Material provided Block Start

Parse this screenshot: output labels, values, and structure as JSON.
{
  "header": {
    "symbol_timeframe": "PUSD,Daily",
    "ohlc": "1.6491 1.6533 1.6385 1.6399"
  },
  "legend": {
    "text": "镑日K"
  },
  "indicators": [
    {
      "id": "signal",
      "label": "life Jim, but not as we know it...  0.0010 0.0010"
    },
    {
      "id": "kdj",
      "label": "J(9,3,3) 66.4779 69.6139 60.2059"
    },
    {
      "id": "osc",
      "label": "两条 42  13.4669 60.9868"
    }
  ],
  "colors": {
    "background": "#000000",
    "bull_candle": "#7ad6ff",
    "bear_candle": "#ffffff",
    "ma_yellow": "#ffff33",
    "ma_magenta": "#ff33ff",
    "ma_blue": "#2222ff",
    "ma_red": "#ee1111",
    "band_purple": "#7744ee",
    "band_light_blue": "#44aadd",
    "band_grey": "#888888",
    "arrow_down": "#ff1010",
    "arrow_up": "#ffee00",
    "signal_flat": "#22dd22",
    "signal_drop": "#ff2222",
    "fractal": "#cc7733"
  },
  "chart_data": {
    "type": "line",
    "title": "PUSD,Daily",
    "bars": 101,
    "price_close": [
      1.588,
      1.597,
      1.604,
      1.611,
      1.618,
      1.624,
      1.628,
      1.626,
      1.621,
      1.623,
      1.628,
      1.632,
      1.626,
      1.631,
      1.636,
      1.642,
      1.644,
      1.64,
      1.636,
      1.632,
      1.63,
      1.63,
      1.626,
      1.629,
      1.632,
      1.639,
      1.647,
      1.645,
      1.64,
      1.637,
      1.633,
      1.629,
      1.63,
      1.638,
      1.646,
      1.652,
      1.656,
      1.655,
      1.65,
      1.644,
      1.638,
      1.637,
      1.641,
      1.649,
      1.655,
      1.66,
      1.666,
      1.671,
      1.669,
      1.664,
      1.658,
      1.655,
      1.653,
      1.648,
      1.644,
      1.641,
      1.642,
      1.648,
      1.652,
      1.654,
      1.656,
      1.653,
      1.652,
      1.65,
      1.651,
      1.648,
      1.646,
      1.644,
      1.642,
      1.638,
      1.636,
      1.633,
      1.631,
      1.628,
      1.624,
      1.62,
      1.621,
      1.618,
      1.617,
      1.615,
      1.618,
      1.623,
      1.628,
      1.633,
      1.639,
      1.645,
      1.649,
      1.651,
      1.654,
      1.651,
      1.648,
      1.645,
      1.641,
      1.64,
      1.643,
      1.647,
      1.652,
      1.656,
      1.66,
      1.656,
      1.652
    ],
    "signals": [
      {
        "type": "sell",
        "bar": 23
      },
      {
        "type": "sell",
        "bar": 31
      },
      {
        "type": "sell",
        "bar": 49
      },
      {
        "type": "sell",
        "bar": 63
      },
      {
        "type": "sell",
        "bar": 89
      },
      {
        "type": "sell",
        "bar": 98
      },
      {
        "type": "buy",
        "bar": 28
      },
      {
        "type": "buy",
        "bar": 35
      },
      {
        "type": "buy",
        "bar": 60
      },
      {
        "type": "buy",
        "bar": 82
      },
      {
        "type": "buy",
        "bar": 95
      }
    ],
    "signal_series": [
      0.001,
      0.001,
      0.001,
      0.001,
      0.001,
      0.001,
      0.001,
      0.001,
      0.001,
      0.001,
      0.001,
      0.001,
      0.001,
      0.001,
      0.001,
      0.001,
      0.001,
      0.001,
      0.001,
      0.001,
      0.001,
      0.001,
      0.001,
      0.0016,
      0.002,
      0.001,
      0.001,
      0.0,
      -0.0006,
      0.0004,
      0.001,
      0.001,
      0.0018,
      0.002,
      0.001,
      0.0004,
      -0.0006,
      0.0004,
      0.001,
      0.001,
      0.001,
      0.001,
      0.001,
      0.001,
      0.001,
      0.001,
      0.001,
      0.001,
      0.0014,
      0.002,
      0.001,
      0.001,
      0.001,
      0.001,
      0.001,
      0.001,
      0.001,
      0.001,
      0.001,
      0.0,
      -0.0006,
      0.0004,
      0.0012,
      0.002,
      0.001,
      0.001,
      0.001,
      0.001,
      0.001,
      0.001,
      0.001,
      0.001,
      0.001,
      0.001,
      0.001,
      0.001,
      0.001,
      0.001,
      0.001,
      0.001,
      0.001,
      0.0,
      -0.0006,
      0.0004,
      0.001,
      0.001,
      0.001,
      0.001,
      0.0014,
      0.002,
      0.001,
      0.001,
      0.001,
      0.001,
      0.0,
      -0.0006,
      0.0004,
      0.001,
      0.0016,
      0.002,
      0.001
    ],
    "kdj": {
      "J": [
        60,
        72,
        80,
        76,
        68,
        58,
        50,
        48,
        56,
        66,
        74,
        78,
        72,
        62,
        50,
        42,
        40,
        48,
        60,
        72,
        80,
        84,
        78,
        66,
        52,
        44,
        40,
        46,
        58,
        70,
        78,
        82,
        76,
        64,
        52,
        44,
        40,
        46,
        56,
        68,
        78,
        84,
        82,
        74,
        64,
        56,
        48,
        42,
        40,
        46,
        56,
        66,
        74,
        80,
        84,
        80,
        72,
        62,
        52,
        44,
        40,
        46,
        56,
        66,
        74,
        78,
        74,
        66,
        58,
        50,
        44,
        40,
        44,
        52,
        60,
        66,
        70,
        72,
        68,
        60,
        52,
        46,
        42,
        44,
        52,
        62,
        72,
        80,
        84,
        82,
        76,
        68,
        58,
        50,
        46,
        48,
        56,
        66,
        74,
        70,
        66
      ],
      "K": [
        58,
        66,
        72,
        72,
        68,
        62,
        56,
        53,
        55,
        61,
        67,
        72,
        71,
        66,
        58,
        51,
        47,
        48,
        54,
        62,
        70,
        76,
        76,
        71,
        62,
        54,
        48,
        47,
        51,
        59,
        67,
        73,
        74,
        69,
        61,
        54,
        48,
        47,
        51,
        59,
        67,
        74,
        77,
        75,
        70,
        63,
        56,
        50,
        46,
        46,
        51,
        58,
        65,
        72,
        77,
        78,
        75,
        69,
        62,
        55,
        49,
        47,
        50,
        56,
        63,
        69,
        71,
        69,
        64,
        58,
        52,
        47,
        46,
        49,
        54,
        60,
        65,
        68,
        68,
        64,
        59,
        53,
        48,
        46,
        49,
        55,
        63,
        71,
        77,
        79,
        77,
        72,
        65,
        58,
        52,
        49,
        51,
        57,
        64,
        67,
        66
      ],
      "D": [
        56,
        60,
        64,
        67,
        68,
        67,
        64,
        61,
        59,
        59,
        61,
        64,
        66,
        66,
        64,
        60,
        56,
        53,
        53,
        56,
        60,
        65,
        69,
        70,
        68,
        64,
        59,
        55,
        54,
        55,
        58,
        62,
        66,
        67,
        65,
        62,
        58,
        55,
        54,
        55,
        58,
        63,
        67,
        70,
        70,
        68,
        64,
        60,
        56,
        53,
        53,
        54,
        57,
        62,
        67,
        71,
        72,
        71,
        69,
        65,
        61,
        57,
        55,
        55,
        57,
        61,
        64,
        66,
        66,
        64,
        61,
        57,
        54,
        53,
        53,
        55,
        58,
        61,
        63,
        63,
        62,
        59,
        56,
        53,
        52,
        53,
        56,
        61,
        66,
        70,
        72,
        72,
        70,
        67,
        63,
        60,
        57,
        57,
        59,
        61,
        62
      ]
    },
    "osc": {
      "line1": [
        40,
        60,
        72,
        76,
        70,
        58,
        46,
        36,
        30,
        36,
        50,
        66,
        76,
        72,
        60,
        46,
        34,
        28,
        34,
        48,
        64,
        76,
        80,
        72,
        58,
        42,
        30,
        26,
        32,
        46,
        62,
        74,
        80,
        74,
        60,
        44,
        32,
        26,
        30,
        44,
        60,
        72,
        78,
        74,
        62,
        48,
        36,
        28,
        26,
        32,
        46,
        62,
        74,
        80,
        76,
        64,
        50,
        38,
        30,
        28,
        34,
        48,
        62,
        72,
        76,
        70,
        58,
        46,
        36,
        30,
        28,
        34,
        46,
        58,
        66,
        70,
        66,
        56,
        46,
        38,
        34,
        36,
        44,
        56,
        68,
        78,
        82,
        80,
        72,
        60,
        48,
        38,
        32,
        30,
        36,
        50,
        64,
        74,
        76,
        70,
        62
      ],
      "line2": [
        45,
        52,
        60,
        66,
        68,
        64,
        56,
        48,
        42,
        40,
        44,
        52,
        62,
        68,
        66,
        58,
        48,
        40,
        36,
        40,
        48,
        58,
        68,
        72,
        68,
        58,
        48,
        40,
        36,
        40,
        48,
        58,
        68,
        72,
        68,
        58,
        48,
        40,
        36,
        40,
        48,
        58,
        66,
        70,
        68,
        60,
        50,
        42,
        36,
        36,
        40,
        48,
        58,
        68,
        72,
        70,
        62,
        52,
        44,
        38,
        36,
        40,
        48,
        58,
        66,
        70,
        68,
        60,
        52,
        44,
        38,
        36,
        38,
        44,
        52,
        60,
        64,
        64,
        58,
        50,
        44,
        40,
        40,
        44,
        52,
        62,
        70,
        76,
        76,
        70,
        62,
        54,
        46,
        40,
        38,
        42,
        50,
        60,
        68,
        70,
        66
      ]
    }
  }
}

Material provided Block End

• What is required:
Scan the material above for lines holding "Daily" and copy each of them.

• Output of the task:
    "symbol_timeframe": "PUSD,Daily",
    "title": "PUSD,Daily",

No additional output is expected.